■ WORK TO BE COMPLETED: Find every line in the records below that holds the word "JSON" and copy it.

---------- RECORDS FOR THE TASK

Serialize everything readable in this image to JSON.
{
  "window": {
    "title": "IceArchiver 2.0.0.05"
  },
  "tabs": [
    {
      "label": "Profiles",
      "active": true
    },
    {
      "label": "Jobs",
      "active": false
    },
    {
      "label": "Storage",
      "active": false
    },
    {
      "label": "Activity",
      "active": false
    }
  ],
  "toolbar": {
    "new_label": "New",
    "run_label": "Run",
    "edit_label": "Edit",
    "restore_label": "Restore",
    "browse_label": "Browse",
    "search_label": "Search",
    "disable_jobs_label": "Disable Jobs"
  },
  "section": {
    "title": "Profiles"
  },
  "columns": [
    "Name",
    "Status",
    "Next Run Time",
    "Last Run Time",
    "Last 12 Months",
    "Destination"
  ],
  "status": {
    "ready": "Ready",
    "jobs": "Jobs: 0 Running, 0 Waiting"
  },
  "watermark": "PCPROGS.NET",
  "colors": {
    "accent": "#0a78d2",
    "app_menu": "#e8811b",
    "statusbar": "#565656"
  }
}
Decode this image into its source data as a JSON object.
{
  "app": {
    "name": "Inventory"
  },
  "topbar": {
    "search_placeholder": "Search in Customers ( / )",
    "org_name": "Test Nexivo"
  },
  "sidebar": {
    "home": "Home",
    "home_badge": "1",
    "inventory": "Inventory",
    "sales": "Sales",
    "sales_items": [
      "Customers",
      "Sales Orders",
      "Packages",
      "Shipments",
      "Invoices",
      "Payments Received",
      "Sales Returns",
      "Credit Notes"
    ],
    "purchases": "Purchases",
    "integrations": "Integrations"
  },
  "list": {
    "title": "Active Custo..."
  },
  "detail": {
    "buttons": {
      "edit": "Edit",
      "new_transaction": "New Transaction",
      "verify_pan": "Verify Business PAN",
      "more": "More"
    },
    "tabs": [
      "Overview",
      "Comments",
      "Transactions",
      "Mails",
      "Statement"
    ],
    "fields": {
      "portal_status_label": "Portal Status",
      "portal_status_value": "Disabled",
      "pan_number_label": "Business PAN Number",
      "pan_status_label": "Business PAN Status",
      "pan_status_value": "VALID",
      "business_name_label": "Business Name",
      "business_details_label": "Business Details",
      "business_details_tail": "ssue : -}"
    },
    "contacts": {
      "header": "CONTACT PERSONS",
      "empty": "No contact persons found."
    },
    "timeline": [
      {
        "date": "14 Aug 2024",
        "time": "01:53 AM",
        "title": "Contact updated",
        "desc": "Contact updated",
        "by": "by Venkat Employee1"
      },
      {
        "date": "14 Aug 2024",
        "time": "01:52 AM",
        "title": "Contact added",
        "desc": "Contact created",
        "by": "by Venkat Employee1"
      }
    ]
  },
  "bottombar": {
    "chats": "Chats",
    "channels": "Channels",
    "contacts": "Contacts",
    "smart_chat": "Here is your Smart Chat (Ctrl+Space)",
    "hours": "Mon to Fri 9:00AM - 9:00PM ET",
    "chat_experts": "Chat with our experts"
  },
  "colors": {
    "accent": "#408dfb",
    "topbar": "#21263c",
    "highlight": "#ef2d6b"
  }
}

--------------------
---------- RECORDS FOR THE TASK

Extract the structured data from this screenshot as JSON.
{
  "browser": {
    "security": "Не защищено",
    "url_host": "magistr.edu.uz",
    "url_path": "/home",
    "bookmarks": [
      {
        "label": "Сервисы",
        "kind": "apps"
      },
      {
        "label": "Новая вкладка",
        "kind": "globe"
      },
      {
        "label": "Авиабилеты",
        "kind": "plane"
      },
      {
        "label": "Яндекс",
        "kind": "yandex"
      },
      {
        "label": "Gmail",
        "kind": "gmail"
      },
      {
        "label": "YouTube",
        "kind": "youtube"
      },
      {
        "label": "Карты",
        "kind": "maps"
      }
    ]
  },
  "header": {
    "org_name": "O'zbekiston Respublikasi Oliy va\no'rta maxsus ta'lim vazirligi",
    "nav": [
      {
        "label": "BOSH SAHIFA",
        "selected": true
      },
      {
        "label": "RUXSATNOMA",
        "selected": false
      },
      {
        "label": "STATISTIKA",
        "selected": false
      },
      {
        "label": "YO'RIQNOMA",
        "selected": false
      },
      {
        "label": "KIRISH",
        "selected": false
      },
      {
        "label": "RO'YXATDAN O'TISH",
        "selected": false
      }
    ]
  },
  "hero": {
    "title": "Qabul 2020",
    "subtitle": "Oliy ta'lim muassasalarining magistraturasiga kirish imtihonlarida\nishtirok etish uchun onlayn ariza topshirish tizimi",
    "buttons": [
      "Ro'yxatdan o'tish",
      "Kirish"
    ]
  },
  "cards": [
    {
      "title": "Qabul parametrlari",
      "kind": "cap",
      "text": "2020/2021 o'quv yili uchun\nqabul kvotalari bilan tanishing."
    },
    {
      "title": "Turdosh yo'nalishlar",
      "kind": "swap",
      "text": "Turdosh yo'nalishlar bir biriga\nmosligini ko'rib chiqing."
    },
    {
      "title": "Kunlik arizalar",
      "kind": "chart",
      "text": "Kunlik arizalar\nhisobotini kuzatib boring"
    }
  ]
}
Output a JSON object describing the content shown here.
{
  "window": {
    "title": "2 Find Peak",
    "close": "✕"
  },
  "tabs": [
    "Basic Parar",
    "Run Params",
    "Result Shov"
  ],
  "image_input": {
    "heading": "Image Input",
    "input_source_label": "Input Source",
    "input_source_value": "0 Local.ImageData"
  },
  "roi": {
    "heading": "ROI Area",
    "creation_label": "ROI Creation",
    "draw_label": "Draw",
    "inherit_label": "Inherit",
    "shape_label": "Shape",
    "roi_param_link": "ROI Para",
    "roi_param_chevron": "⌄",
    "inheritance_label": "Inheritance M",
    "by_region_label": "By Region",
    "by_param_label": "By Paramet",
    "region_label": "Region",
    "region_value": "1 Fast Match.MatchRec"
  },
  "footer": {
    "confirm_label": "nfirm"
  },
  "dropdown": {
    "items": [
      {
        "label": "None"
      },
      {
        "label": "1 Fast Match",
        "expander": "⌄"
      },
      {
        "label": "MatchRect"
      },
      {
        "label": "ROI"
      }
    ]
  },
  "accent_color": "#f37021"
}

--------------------

■ WRITTEN ANSWER:
Serialize everything readable in this image to JSON.
Decode this image into its source data as a JSON object.
Extract the structured data from this screenshot as JSON.
Output a JSON object describing the content shown here.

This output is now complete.